**Task**
Copy exactly the line that contains "What's the underlying" plus all remaining lines of the data, and leave out every line before it.

Dataset items:
--- START ---

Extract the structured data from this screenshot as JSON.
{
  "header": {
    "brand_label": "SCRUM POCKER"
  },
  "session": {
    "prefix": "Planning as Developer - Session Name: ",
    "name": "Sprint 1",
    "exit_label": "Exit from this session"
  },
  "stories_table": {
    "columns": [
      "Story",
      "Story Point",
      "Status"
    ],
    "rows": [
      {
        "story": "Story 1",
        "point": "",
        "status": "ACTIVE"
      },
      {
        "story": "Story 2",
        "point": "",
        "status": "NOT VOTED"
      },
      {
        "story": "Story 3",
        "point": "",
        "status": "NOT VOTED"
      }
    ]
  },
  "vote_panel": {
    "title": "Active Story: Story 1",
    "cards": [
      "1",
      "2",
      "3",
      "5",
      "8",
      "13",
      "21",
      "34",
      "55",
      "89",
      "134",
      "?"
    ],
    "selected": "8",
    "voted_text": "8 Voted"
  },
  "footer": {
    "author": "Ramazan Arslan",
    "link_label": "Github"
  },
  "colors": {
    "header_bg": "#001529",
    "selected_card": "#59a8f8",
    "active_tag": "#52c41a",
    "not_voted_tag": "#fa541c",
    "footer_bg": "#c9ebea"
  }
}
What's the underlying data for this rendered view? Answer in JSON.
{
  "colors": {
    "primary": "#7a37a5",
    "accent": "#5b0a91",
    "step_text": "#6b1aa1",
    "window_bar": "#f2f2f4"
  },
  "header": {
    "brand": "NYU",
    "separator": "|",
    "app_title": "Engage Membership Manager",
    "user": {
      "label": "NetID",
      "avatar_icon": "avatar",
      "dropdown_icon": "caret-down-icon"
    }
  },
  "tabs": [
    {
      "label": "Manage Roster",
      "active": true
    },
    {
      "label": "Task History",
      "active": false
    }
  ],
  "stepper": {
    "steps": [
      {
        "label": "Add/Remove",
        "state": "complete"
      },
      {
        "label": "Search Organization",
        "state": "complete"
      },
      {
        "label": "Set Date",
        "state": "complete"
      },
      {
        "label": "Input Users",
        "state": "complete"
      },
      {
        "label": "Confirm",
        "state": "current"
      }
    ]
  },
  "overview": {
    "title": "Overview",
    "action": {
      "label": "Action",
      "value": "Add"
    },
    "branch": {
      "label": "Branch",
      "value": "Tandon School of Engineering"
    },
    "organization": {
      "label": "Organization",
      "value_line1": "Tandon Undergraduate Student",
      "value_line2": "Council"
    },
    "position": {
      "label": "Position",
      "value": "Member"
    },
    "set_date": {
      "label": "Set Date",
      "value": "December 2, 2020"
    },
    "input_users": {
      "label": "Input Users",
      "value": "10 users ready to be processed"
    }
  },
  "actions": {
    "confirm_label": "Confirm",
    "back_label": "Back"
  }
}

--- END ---

**Result of the task**
What's the underlying data for this rendered view? Answer in JSON.
{
  "colors": {
    "primary": "#7a37a5",
    "accent": "#5b0a91",
    "step_text": "#6b1aa1",
    "window_bar": "#f2f2f4"
  },
  "header": {
    "brand": "NYU",
    "separator": "|",
    "app_title": "Engage Membership Manager",
    "user": {
      "label": "NetID",
      "avatar_icon": "avatar",
      "dropdown_icon": "caret-down-icon"
    }
  },
  "tabs": [
    {
      "label": "Manage Roster",
      "active": true
    },
    {
      "label": "Task History",
      "active": false
    }
  ],
  "stepper": {
    "steps": [
      {
        "label": "Add/Remove",
        "state": "complete"
      },
      {
        "label": "Search Organization",
        "state": "complete"
      },
      {
        "label": "Set Date",
        "state": "complete"
      },
      {
        "label": "Input Users",
        "state": "complete"
      },
      {
        "label": "Confirm",
        "state": "current"
      }
    ]
  },
  "overview": {
    "title": "Overview",
    "action": {
      "label": "Action",
      "value": "Add"
    },
    "branch": {
      "label": "Branch",
      "value": "Tandon School of Engineering"
    },
    "organization": {
      "label": "Organization",
      "value_line1": "Tandon Undergraduate Student",
      "value_line2": "Council"
    },
    "position": {
      "label": "Position",
      "value": "Member"
    },
    "set_date": {
      "label": "Set Date",
      "value": "December 2, 2020"
    },
    "input_users": {
      "label": "Input Users",
      "value": "10 users ready to be processed"
    }
  },
  "actions": {
    "confirm_label": "Confirm",
    "back_label": "Back"
  }
}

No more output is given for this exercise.